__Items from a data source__
-- Opening Marker --
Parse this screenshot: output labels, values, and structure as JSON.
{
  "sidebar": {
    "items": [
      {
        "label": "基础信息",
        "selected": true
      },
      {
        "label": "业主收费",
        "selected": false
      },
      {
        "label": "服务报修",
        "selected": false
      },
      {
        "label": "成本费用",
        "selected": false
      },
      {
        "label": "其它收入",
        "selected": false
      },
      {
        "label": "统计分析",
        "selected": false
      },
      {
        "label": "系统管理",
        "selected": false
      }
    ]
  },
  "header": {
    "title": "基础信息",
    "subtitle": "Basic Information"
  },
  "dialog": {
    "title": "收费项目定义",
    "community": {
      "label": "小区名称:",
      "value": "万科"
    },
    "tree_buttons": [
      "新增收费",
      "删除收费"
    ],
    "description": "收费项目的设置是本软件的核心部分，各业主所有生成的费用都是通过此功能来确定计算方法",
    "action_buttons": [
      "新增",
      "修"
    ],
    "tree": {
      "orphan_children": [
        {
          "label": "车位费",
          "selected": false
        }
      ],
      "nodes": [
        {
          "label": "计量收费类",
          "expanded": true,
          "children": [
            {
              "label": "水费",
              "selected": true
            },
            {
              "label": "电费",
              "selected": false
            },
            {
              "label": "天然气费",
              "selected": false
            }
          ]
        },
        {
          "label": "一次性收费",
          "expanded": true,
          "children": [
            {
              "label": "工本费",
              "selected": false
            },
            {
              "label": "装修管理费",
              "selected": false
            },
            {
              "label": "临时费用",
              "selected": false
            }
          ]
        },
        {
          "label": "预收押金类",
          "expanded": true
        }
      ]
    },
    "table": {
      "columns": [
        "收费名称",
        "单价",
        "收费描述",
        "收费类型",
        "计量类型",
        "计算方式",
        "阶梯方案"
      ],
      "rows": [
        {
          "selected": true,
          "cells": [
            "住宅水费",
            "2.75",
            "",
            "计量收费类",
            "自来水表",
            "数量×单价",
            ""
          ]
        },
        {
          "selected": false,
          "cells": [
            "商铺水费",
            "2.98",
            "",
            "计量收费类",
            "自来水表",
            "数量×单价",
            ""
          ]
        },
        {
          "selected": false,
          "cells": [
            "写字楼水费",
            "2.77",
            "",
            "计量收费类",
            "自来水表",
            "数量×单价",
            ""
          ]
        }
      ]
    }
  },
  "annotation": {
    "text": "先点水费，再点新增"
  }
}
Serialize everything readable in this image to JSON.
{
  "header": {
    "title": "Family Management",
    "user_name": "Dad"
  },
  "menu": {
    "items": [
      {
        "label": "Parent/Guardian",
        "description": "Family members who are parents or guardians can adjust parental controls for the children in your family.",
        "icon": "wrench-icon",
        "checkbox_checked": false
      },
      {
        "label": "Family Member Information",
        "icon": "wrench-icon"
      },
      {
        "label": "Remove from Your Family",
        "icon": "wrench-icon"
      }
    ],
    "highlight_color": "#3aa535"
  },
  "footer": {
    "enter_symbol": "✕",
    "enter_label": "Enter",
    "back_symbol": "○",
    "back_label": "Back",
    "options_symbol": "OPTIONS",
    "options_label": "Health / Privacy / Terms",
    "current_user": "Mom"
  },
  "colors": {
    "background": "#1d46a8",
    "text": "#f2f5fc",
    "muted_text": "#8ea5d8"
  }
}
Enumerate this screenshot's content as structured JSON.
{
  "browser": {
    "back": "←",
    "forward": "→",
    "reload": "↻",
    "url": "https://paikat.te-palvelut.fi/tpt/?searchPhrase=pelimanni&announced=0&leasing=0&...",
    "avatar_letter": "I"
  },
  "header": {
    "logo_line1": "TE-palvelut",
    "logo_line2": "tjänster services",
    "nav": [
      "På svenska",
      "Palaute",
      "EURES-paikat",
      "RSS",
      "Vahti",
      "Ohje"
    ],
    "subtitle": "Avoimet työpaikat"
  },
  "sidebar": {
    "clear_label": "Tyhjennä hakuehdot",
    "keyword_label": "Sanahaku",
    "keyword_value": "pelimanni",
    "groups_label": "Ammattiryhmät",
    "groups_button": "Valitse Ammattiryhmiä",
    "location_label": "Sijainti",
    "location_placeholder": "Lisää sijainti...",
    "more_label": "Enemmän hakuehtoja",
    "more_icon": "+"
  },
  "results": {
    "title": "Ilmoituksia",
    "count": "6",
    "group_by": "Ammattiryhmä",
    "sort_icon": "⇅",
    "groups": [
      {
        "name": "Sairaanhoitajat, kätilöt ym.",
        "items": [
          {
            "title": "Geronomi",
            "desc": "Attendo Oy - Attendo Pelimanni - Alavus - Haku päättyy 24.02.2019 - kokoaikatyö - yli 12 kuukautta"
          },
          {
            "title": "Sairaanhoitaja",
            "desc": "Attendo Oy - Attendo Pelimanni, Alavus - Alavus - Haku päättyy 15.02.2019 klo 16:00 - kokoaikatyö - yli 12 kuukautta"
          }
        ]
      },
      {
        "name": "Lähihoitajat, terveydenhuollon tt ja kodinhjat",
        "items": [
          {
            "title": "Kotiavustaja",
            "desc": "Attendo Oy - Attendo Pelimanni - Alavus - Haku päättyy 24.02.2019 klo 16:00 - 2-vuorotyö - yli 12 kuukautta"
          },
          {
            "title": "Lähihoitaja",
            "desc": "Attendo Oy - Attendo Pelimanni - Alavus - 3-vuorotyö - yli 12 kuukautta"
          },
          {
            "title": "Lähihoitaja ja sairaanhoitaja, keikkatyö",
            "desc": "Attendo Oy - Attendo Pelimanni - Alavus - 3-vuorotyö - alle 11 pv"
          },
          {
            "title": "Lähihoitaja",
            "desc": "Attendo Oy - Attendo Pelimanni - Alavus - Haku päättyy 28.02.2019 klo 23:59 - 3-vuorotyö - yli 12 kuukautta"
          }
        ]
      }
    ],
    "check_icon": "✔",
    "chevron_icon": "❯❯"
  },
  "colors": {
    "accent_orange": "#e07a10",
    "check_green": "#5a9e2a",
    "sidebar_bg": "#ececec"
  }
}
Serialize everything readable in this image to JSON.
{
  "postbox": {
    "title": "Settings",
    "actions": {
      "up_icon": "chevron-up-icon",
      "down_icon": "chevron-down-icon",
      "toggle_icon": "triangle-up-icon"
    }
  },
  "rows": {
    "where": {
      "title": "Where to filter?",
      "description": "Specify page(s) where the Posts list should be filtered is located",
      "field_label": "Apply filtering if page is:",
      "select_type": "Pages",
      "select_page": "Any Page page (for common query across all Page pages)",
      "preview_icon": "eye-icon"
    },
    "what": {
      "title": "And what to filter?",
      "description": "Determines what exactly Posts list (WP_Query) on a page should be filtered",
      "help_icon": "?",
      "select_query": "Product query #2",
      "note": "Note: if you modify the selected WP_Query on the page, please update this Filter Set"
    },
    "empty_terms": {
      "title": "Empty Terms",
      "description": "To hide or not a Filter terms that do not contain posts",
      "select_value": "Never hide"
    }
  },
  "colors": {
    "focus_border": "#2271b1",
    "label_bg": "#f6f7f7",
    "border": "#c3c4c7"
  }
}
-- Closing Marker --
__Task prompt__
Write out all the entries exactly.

__Written response__
Parse this screenshot: output labels, values, and structure as JSON.
{
  "sidebar": {
    "items": [
      {
        "label": "基础信息",
        "selected": true
      },
      {
        "label": "业主收费",
        "selected": false
      },
      {
        "label": "服务报修",
        "selected": false
      },
      {
        "label": "成本费用",
        "selected": false
      },
      {
        "label": "其它收入",
        "selected": false
      },
      {
        "label": "统计分析",
        "selected": false
      },
      {
        "label": "系统管理",
        "selected": false
      }
    ]
  },
  "header": {
    "title": "基础信息",
    "subtitle": "Basic Information"
  },
  "dialog": {
    "title": "收费项目定义",
    "community": {
      "label": "小区名称:",
      "value": "万科"
    },
    "tree_buttons": [
      "新增收费",
      "删除收费"
    ],
    "description": "收费项目的设置是本软件的核心部分，各业主所有生成的费用都是通过此功能来确定计算方法",
    "action_buttons": [
      "新增",
      "修"
    ],
    "tree": {
      "orphan_children": [
        {
          "label": "车位费",
          "selected": false
        }
      ],
      "nodes": [
        {
          "label": "计量收费类",
          "expanded": true,
          "children": [
            {
              "label": "水费",
              "selected": true
            },
            {
              "label": "电费",
              "selected": false
            },
            {
              "label": "天然气费",
              "selected": false
            }
          ]
        },
        {
          "label": "一次性收费",
          "expanded": true,
          "children": [
            {
              "label": "工本费",
              "selected": false
            },
            {
              "label": "装修管理费",
              "selected": false
            },
            {
              "label": "临时费用",
              "selected": false
            }
          ]
        },
        {
          "label": "预收押金类",
          "expanded": true
        }
      ]
    },
    "table": {
      "columns": [
        "收费名称",
        "单价",
        "收费描述",
        "收费类型",
        "计量类型",
        "计算方式",
        "阶梯方案"
      ],
      "rows": [
        {
          "selected": true,
          "cells": [
            "住宅水费",
            "2.75",
            "",
            "计量收费类",
            "自来水表",
            "数量×单价",
            ""
          ]
        },
        {
          "selected": false,
          "cells": [
            "商铺水费",
            "2.98",
            "",
            "计量收费类",
            "自来水表",
            "数量×单价",
            ""
          ]
        },
        {
          "selected": false,
          "cells": [
            "写字楼水费",
            "2.77",
            "",
            "计量收费类",
            "自来水表",
            "数量×单价",
            ""
          ]
        }
      ]
    }
  },
  "annotation": {
    "text": "先点水费，再点新增"
  }
}
Serialize everything readable in this image to JSON.
{
  "header": {
    "title": "Family Management",
    "user_name": "Dad"
  },
  "menu": {
    "items": [
      {
        "label": "Parent/Guardian",
        "description": "Family members who are parents or guardians can adjust parental controls for the children in your family.",
        "icon": "wrench-icon",
        "checkbox_checked": false
      },
      {
        "label": "Family Member Information",
        "icon": "wrench-icon"
      },
      {
        "label": "Remove from Your Family",
        "icon": "wrench-icon"
      }
    ],
    "highlight_color": "#3aa535"
  },
  "footer": {
    "enter_symbol": "✕",
    "enter_label": "Enter",
    "back_symbol": "○",
    "back_label": "Back",
    "options_symbol": "OPTIONS",
    "options_label": "Health / Privacy / Terms",
    "current_user": "Mom"
  },
  "colors": {
    "background": "#1d46a8",
    "text": "#f2f5fc",
    "muted_text": "#8ea5d8"
  }
}
Enumerate this screenshot's content as structured JSON.
{
  "browser": {
    "back": "←",
    "forward": "→",
    "reload": "↻",
    "url": "https://paikat.te-palvelut.fi/tpt/?searchPhrase=pelimanni&announced=0&leasing=0&...",
    "avatar_letter": "I"
  },
  "header": {
    "logo_line1": "TE-palvelut",
    "logo_line2": "tjänster services",
    "nav": [
      "På svenska",
      "Palaute",
      "EURES-paikat",
      "RSS",
      "Vahti",
      "Ohje"
    ],
    "subtitle": "Avoimet työpaikat"
  },
  "sidebar": {
    "clear_label": "Tyhjennä hakuehdot",
    "keyword_label": "Sanahaku",
    "keyword_value": "pelimanni",
    "groups_label": "Ammattiryhmät",
    "groups_button": "Valitse Ammattiryhmiä",
    "location_label": "Sijainti",
    "location_placeholder": "Lisää sijainti...",
    "more_label": "Enemmän hakuehtoja",
    "more_icon": "+"
  },
  "results": {
    "title": "Ilmoituksia",
    "count": "6",
    "group_by": "Ammattiryhmä",
    "sort_icon": "⇅",
    "groups": [
      {
        "name": "Sairaanhoitajat, kätilöt ym.",
        "items": [
          {
            "title": "Geronomi",
            "desc": "Attendo Oy - Attendo Pelimanni - Alavus - Haku päättyy 24.02.2019 - kokoaikatyö - yli 12 kuukautta"
          },
          {
            "title": "Sairaanhoitaja",
            "desc": "Attendo Oy - Attendo Pelimanni, Alavus - Alavus - Haku päättyy 15.02.2019 klo 16:00 - kokoaikatyö - yli 12 kuukautta"
          }
        ]
      },
      {
        "name": "Lähihoitajat, terveydenhuollon tt ja kodinhjat",
        "items": [
          {
            "title": "Kotiavustaja",
            "desc": "Attendo Oy - Attendo Pelimanni - Alavus - Haku päättyy 24.02.2019 klo 16:00 - 2-vuorotyö - yli 12 kuukautta"
          },
          {
            "title": "Lähihoitaja",
            "desc": "Attendo Oy - Attendo Pelimanni - Alavus - 3-vuorotyö - yli 12 kuukautta"
          },
          {
            "title": "Lähihoitaja ja sairaanhoitaja, keikkatyö",
            "desc": "Attendo Oy - Attendo Pelimanni - Alavus - 3-vuorotyö - alle 11 pv"
          },
          {
            "title": "Lähihoitaja",
            "desc": "Attendo Oy - Attendo Pelimanni - Alavus - Haku päättyy 28.02.2019 klo 23:59 - 3-vuorotyö - yli 12 kuukautta"
          }
        ]
      }
    ],
    "check_icon": "✔",
    "chevron_icon": "❯❯"
  },
  "colors": {
    "accent_orange": "#e07a10",
    "check_green": "#5a9e2a",
    "sidebar_bg": "#ececec"
  }
}
Serialize everything readable in this image to JSON.
{
  "postbox": {
    "title": "Settings",
    "actions": {
      "up_icon": "chevron-up-icon",
      "down_icon": "chevron-down-icon",
      "toggle_icon": "triangle-up-icon"
    }
  },
  "rows": {
    "where": {
      "title": "Where to filter?",
      "description": "Specify page(s) where the Posts list should be filtered is located",
      "field_label": "Apply filtering if page is:",
      "select_type": "Pages",
      "select_page": "Any Page page (for common query across all Page pages)",
      "preview_icon": "eye-icon"
    },
    "what": {
      "title": "And what to filter?",
      "description": "Determines what exactly Posts list (WP_Query) on a page should be filtered",
      "help_icon": "?",
      "select_query": "Product query #2",
      "note": "Note: if you modify the selected WP_Query on the page, please update this Filter Set"
    },
    "empty_terms": {
      "title": "Empty Terms",
      "description": "To hide or not a Filter terms that do not contain posts",
      "select_value": "Never hide"
    }
  },
  "colors": {
    "focus_border": "#2271b1",
    "label_bg": "#f6f7f7",
    "border": "#c3c4c7"
  }
}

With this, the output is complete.